• What to work on: Which lines below include "sizes"? Copy them all.

(Excerpts from a dataset)
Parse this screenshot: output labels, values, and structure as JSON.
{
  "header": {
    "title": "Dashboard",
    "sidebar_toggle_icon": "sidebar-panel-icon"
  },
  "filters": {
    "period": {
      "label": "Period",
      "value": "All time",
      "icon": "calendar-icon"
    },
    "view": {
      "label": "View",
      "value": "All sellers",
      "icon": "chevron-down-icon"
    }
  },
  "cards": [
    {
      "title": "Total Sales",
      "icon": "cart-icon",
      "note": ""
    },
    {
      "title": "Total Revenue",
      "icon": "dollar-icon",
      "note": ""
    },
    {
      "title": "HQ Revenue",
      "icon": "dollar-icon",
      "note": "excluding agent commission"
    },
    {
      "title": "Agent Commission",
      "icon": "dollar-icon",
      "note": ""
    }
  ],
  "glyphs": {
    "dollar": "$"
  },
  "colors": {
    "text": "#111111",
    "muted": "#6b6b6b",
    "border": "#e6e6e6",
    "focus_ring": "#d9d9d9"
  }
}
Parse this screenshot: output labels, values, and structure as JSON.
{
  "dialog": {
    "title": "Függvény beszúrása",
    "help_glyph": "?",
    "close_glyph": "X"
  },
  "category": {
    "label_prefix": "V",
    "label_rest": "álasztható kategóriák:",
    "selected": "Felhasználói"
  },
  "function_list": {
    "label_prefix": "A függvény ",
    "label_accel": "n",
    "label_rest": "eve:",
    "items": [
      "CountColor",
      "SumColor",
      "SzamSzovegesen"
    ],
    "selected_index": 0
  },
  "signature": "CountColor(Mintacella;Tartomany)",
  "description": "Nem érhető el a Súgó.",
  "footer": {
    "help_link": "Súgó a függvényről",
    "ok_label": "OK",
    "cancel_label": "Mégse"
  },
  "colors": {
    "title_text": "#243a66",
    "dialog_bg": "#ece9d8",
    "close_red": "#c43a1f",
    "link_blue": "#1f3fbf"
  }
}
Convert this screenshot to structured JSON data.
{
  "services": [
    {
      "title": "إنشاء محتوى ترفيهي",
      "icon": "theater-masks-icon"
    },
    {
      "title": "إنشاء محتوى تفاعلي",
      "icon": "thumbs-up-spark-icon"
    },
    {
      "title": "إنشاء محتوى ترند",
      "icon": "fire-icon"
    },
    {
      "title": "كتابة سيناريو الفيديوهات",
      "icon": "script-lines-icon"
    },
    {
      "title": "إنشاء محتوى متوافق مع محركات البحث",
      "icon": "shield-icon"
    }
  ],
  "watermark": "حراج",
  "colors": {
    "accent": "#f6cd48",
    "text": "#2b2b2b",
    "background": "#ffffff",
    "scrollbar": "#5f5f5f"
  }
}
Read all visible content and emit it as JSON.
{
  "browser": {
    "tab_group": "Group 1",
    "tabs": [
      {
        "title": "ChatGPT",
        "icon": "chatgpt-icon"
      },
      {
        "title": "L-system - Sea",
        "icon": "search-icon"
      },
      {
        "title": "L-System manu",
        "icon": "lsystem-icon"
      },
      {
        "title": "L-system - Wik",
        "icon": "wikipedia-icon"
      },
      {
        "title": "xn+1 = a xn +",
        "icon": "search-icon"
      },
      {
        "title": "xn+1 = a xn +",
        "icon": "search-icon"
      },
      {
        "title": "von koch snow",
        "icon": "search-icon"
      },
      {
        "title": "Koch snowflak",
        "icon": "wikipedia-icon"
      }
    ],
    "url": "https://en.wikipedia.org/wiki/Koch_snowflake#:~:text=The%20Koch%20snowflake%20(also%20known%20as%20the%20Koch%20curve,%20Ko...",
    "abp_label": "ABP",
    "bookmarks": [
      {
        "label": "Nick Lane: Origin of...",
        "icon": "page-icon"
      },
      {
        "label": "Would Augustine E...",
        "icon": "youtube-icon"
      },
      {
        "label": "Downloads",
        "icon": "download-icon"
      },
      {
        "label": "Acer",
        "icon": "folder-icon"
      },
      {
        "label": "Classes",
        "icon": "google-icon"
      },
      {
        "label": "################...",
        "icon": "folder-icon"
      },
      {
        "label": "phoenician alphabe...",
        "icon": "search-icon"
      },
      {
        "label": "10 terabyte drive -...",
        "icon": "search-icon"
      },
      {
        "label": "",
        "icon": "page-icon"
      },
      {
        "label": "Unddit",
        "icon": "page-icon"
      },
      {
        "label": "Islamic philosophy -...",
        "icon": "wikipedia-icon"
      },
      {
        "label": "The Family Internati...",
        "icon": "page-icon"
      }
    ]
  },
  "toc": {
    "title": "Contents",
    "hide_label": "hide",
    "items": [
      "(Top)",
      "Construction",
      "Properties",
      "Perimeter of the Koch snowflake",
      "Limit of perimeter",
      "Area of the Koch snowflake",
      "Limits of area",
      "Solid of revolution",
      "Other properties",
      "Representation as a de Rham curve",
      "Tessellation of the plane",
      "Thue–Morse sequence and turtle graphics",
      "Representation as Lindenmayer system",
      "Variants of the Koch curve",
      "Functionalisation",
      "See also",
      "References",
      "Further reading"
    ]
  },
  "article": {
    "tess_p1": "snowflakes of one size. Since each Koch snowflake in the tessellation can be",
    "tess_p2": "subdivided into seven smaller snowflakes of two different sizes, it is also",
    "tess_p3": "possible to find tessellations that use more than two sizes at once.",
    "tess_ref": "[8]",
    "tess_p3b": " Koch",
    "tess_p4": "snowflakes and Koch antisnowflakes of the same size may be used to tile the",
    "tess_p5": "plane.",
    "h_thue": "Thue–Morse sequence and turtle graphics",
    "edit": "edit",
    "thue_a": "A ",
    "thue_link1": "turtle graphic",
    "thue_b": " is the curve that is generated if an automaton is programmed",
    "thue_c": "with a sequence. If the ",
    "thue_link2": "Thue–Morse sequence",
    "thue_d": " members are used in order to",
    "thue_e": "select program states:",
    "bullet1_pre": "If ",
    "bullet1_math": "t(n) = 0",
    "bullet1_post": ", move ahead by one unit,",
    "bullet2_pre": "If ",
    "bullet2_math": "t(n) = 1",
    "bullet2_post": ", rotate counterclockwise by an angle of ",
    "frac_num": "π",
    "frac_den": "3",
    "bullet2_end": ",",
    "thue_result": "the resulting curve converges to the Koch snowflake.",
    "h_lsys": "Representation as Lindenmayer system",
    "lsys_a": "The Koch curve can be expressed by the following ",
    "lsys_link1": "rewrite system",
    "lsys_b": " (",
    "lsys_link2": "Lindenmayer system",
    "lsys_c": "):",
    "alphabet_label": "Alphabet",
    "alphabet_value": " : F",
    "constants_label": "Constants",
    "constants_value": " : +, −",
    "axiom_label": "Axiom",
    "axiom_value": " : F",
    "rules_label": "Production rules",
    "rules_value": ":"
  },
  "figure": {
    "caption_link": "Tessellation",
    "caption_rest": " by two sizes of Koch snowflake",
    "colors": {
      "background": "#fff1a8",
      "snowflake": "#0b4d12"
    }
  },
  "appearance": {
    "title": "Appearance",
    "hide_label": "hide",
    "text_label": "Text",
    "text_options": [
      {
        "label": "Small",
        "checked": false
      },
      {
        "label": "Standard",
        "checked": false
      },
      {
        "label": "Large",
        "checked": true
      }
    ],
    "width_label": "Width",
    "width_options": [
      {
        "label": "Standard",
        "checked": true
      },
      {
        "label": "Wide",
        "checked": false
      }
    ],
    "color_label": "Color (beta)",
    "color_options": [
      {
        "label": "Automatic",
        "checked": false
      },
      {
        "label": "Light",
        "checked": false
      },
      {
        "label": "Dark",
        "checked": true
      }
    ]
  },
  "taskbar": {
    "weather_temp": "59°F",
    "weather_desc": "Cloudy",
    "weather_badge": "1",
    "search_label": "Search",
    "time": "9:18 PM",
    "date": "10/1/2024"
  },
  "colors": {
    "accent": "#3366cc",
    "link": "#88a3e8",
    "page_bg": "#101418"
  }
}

• Written answer:
    "tess_p2": "subdivided into seven smaller snowflakes of two different sizes, it is also",
    "tess_p3": "possible to find tessellations that use more than two sizes at once.",
    "caption_rest": " by two sizes of Koch snowflake",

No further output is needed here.